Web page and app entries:

>>>>

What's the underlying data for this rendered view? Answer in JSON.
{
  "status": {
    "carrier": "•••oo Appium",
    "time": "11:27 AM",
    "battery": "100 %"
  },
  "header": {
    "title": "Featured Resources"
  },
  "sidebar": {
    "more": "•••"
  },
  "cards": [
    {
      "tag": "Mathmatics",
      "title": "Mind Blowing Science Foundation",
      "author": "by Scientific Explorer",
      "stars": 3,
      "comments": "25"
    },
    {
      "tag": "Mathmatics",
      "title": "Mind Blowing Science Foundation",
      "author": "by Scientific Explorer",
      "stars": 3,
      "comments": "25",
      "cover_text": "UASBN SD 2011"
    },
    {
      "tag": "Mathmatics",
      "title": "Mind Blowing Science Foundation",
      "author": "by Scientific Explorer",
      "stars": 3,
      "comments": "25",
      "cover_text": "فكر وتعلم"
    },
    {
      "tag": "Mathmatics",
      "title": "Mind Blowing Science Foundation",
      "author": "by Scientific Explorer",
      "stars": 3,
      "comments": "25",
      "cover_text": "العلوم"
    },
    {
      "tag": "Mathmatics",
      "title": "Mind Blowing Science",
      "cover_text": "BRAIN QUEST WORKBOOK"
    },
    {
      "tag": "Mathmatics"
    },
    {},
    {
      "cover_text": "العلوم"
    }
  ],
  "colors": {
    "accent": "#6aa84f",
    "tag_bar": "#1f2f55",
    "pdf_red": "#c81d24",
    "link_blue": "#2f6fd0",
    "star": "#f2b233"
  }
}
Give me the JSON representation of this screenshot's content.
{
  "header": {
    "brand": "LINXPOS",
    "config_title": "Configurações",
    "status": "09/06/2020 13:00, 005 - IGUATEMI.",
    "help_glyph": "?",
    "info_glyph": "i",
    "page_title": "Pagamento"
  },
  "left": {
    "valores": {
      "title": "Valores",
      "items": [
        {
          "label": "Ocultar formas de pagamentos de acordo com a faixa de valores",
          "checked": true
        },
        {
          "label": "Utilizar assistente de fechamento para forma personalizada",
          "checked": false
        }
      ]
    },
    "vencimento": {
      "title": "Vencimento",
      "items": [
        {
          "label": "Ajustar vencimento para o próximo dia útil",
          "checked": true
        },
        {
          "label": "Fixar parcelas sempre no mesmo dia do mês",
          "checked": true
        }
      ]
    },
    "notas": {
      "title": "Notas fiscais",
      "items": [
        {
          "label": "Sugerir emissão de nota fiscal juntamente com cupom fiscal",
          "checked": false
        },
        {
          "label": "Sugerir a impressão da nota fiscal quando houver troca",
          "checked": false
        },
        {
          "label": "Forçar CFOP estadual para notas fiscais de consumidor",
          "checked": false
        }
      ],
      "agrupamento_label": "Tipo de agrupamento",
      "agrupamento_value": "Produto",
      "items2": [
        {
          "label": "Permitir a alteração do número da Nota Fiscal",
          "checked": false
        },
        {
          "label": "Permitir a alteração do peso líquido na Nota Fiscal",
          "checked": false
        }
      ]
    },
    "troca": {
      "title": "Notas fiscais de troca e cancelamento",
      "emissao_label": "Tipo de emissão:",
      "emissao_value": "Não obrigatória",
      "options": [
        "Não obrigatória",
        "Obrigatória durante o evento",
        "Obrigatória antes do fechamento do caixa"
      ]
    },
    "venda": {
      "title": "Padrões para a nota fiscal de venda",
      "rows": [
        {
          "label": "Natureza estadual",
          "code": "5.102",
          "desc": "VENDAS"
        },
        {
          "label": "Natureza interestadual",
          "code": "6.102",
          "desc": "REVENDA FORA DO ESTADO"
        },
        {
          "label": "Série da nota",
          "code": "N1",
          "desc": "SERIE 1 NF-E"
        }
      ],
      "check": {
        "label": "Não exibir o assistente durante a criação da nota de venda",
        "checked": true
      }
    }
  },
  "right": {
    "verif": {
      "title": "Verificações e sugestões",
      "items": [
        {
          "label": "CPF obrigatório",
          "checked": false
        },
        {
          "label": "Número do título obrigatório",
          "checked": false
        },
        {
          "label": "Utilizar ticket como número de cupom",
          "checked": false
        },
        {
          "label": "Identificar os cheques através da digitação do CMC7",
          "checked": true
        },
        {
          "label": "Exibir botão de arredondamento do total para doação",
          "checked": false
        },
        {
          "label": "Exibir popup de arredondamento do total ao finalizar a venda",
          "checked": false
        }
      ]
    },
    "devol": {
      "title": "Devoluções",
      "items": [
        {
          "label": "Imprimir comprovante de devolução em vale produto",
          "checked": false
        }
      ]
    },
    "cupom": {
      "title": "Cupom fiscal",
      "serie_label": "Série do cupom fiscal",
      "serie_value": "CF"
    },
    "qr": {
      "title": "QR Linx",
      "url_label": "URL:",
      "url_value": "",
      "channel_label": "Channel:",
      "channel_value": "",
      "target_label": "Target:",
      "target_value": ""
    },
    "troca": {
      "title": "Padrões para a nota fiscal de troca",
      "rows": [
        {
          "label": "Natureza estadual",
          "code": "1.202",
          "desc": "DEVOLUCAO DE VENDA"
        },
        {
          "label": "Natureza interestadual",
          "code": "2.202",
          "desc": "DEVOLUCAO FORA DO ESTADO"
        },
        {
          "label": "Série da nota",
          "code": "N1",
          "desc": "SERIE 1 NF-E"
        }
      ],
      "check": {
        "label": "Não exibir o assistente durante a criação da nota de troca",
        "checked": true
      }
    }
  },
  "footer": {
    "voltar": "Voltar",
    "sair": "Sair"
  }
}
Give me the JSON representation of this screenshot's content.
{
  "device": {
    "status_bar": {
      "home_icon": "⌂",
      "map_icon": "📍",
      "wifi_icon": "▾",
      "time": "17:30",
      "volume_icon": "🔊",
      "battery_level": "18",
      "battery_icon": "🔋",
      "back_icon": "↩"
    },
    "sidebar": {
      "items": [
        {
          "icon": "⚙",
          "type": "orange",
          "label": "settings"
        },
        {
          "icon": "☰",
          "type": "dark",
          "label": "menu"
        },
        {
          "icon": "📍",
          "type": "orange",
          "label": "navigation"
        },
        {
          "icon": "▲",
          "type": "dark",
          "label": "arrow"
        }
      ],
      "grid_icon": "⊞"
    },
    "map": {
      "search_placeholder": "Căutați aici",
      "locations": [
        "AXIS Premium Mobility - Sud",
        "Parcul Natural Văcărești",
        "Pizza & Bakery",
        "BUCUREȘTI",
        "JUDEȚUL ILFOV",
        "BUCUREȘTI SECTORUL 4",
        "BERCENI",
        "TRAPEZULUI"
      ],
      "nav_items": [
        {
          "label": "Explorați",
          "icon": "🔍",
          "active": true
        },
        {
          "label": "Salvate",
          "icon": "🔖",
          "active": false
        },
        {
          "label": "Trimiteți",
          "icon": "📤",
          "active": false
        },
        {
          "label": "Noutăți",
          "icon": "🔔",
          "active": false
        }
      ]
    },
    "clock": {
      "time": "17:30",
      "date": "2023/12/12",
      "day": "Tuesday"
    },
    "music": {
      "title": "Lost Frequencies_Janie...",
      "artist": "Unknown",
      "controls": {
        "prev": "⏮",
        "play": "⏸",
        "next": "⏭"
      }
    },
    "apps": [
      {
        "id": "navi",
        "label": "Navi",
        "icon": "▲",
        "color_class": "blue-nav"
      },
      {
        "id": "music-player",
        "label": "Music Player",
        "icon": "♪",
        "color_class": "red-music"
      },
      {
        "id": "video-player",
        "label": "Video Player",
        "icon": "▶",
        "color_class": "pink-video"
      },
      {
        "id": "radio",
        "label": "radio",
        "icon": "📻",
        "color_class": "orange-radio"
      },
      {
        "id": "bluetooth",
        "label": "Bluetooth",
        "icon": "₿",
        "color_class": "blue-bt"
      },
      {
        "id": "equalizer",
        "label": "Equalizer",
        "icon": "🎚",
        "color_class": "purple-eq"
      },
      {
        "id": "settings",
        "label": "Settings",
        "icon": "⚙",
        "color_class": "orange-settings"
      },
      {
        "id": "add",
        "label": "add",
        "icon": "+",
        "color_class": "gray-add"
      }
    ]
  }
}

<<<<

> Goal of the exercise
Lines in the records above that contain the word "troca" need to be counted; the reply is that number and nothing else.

> Result of this exercise
6